*** Opening DATA PROVIDED ***
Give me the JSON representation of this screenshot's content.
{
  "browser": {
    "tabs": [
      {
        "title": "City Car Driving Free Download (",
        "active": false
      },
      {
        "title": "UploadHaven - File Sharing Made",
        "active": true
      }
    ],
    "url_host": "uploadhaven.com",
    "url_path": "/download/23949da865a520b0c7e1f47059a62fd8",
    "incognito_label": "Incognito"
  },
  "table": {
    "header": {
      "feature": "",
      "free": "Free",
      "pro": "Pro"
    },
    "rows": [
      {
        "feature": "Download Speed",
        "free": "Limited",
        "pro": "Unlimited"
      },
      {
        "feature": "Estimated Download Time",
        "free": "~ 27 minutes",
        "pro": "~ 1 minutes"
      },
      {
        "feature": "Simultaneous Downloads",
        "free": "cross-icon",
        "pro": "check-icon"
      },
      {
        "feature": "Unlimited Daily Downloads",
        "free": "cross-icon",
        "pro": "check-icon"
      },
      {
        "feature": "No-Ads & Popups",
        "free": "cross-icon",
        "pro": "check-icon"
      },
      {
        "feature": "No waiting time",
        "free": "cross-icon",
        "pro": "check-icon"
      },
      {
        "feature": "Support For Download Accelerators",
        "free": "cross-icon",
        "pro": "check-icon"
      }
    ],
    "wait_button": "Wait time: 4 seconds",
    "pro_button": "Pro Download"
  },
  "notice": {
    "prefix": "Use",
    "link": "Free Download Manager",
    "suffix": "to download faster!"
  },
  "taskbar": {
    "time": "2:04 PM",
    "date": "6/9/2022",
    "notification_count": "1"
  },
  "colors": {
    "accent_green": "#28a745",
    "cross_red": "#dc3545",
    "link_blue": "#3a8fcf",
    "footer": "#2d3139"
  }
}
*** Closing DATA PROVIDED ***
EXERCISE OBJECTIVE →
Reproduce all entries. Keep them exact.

SOLUTION TO THE PROBLEM →
Give me the JSON representation of this screenshot's content.
{
  "browser": {
    "tabs": [
      {
        "title": "City Car Driving Free Download (",
        "active": false
      },
      {
        "title": "UploadHaven - File Sharing Made",
        "active": true
      }
    ],
    "url_host": "uploadhaven.com",
    "url_path": "/download/23949da865a520b0c7e1f47059a62fd8",
    "incognito_label": "Incognito"
  },
  "table": {
    "header": {
      "feature": "",
      "free": "Free",
      "pro": "Pro"
    },
    "rows": [
      {
        "feature": "Download Speed",
        "free": "Limited",
        "pro": "Unlimited"
      },
      {
        "feature": "Estimated Download Time",
        "free": "~ 27 minutes",
        "pro": "~ 1 minutes"
      },
      {
        "feature": "Simultaneous Downloads",
        "free": "cross-icon",
        "pro": "check-icon"
      },
      {
        "feature": "Unlimited Daily Downloads",
        "free": "cross-icon",
        "pro": "check-icon"
      },
      {
        "feature": "No-Ads & Popups",
        "free": "cross-icon",
        "pro": "check-icon"
      },
      {
        "feature": "No waiting time",
        "free": "cross-icon",
        "pro": "check-icon"
      },
      {
        "feature": "Support For Download Accelerators",
        "free": "cross-icon",
        "pro": "check-icon"
      }
    ],
    "wait_button": "Wait time: 4 seconds",
    "pro_button": "Pro Download"
  },
  "notice": {
    "prefix": "Use",
    "link": "Free Download Manager",
    "suffix": "to download faster!"
  },
  "taskbar": {
    "time": "2:04 PM",
    "date": "6/9/2022",
    "notification_count": "1"
  },
  "colors": {
    "accent_green": "#28a745",
    "cross_red": "#dc3545",
    "link_blue": "#3a8fcf",
    "footer": "#2d3139"
  }
}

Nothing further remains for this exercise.